Despite vaccination against avian metapneumoviruses (aMPV), cases of turkey rhinotracheitis (TRT) caused by aMPV field strains are frequently reported. Differences have been shown in the level of immune system stimulation after aMPV vaccination between turkeys that do and do not possess specific anti-aMPV maternally derived antibodies (MDA). The article describes the influence of MDA on the production of IFNγ in the spleen of aMPV-vaccinated turkeys.
Material and Methods
MDA+ or MDA− turkeys were vaccinated against TRT after hatching or on the 14th day of life. Spleen samples were collected 3, 7, and 14 days post vaccination for mononuclear cell isolation. Real-time PCR, flow cytometry, and the enzyme-linked immunospot assay were used to evaluate the levels of IFNγ gene expression, production, and secretion by cells within the spleen samples.
Increased IFNγ gene expression was noticed after vaccination only in birds that did not possess MDA or possessed MDA at relatively low level (MDA+ birds vaccinated at 14 DOL). In all birds, an increased percentage of T lymphocytes producing IFNγ was recorded. The proportion of anti-aMPV IFNγ-secreting cells was increased only in MDA− birds.
Besides having a protective role, MDA are known to interfere with vaccination efficacy. The analysis of our results confirms that MDA can decrease the level of immune system stimulation after aMPV vaccination of turkeys.

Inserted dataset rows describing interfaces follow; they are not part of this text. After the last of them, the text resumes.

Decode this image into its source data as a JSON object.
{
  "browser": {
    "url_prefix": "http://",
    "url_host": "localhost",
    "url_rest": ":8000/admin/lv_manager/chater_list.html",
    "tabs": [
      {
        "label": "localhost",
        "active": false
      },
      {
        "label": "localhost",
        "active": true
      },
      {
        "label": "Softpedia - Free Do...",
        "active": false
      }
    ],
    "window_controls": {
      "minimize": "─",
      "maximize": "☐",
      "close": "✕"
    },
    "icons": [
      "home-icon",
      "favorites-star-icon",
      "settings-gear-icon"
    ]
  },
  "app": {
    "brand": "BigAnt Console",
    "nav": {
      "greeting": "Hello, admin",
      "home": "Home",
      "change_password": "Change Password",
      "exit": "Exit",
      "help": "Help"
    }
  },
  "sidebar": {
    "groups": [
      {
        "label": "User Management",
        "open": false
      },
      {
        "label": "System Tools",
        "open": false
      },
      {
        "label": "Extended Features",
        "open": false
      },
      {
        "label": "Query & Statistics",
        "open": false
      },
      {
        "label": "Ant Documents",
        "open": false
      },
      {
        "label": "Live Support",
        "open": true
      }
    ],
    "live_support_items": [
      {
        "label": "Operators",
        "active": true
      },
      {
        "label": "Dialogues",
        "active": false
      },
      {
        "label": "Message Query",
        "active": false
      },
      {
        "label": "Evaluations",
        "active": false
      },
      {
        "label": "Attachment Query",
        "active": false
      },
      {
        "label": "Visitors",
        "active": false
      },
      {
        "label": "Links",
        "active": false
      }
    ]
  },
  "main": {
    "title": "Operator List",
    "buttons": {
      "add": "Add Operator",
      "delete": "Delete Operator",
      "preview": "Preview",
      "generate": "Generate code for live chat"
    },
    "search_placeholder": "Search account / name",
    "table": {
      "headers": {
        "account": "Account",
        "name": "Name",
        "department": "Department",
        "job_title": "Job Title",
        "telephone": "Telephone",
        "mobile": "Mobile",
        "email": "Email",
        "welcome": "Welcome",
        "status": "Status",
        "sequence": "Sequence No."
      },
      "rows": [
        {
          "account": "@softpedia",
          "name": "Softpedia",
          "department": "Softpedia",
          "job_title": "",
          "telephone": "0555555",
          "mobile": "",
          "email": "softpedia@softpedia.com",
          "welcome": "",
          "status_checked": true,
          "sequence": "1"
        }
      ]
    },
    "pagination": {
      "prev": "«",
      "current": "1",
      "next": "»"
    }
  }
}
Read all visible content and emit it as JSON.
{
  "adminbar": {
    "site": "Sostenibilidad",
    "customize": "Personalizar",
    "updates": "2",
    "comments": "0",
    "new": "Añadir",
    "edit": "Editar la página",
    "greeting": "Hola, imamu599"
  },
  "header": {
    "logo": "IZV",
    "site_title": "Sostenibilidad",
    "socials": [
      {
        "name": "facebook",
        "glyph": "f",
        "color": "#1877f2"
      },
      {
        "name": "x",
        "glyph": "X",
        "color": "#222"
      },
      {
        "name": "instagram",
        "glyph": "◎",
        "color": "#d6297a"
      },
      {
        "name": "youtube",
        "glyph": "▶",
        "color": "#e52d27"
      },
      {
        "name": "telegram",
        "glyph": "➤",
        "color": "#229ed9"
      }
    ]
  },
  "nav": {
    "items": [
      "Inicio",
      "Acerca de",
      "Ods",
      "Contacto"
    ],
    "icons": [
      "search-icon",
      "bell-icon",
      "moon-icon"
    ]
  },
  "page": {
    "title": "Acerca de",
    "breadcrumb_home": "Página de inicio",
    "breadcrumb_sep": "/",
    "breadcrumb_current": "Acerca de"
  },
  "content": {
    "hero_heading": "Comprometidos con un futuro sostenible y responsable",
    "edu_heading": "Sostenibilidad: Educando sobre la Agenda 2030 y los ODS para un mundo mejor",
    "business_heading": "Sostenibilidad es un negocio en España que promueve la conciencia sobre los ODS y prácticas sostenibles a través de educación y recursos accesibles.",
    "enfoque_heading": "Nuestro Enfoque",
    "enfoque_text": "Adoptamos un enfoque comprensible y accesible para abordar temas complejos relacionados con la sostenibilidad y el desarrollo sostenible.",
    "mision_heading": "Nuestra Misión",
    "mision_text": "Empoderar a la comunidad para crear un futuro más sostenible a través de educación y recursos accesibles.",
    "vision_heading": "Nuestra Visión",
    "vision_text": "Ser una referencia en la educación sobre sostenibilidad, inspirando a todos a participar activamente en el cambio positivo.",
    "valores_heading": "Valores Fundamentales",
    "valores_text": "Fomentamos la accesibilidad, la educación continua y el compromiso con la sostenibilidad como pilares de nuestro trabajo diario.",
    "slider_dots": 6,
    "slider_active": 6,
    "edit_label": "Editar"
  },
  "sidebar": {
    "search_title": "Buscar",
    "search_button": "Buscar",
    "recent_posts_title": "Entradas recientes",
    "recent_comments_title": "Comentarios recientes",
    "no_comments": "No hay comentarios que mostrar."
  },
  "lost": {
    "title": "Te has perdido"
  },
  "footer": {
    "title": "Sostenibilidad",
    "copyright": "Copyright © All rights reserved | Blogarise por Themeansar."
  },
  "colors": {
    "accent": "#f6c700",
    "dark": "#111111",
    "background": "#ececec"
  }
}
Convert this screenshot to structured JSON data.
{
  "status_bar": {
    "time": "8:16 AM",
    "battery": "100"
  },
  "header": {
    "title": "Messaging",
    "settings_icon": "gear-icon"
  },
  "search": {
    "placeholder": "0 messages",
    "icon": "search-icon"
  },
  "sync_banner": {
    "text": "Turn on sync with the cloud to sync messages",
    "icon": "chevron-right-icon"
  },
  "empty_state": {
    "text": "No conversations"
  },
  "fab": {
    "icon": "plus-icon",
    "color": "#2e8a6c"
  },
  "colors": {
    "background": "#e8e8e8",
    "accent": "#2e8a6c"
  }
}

Introduction: The study was conducted to investigate the prevalence and genetic diversity of Chlamydia spp. in poultry in Poland and estimate possible transmission to humans.
Material and Methods: Molecular diagnostic methods followed by sequencing and strain isolation were used on cloacal/faecal swabs collected from 182 apparently healthy poultry flocks including chickens, turkeys, ducks, and geese. Serum samples obtained from people exposed (study group) and non-exposed (control group) to birds were tested by complement fixation test to acquire data on Chlamydia spp. antibody level.
Results: Overall, 15.9% of the tested flocks were Chlamydiaceae-positive and three Chlamydia spp. were identified. Predominant chlamydial agent found was C. gallinacea occurring in 65.5% of all positive poultry flocks and in 73.0% of positive chicken flocks. The sequences from four chicken flocks were assigned to C. abortus, whereas C. psittaci was confirmed in one duck and one goose flock. The analysis of ompA variable domains revealed at least nine genetic variants of C. gallinacea. Chlamydial antibodies were detected in 19.2% of human serum samples in the study group in comparison with 10.8% in the controls.
Conclusion: The obtained results confirm that chlamydiae are common among chicken flocks in Poland with C. gallinacea as a dominant species. Moreover, the presence of C. abortus in chickens is reported here for the first time. Further investigation should focus on possible zoonotic transmission of C. gallinacea and C. abortus as well as potential pathogenic effects on birds’ health and poultry production.